• Exercise aim: Keeping every line intact, print the records that follow.

• Working data:
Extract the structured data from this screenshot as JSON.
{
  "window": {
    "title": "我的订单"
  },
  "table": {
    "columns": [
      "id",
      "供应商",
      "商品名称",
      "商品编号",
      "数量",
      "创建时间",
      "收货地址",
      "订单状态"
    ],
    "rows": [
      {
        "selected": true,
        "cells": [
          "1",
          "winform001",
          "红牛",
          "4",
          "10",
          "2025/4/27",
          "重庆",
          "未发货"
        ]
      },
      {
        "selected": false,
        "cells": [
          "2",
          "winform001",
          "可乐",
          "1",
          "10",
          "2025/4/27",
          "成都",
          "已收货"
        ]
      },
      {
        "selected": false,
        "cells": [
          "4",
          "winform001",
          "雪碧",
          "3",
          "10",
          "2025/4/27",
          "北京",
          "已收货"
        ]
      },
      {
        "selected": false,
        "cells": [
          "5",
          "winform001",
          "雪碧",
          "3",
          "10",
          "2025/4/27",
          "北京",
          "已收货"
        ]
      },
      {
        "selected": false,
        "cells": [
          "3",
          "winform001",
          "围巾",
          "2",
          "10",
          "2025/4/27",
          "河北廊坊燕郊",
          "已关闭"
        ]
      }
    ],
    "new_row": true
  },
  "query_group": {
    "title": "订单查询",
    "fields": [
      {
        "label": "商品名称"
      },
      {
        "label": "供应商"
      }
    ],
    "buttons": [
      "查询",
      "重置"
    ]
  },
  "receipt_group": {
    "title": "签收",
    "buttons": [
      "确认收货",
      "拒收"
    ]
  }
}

• Solution:
Extract the structured data from this screenshot as JSON.
{
  "window": {
    "title": "我的订单"
  },
  "table": {
    "columns": [
      "id",
      "供应商",
      "商品名称",
      "商品编号",
      "数量",
      "创建时间",
      "收货地址",
      "订单状态"
    ],
    "rows": [
      {
        "selected": true,
        "cells": [
          "1",
          "winform001",
          "红牛",
          "4",
          "10",
          "2025/4/27",
          "重庆",
          "未发货"
        ]
      },
      {
        "selected": false,
        "cells": [
          "2",
          "winform001",
          "可乐",
          "1",
          "10",
          "2025/4/27",
          "成都",
          "已收货"
        ]
      },
      {
        "selected": false,
        "cells": [
          "4",
          "winform001",
          "雪碧",
          "3",
          "10",
          "2025/4/27",
          "北京",
          "已收货"
        ]
      },
      {
        "selected": false,
        "cells": [
          "5",
          "winform001",
          "雪碧",
          "3",
          "10",
          "2025/4/27",
          "北京",
          "已收货"
        ]
      },
      {
        "selected": false,
        "cells": [
          "3",
          "winform001",
          "围巾",
          "2",
          "10",
          "2025/4/27",
          "河北廊坊燕郊",
          "已关闭"
        ]
      }
    ],
    "new_row": true
  },
  "query_group": {
    "title": "订单查询",
    "fields": [
      {
        "label": "商品名称"
      },
      {
        "label": "供应商"
      }
    ],
    "buttons": [
      "查询",
      "重置"
    ]
  },
  "receipt_group": {
    "title": "签收",
    "buttons": [
      "确认收货",
      "拒收"
    ]
  }
}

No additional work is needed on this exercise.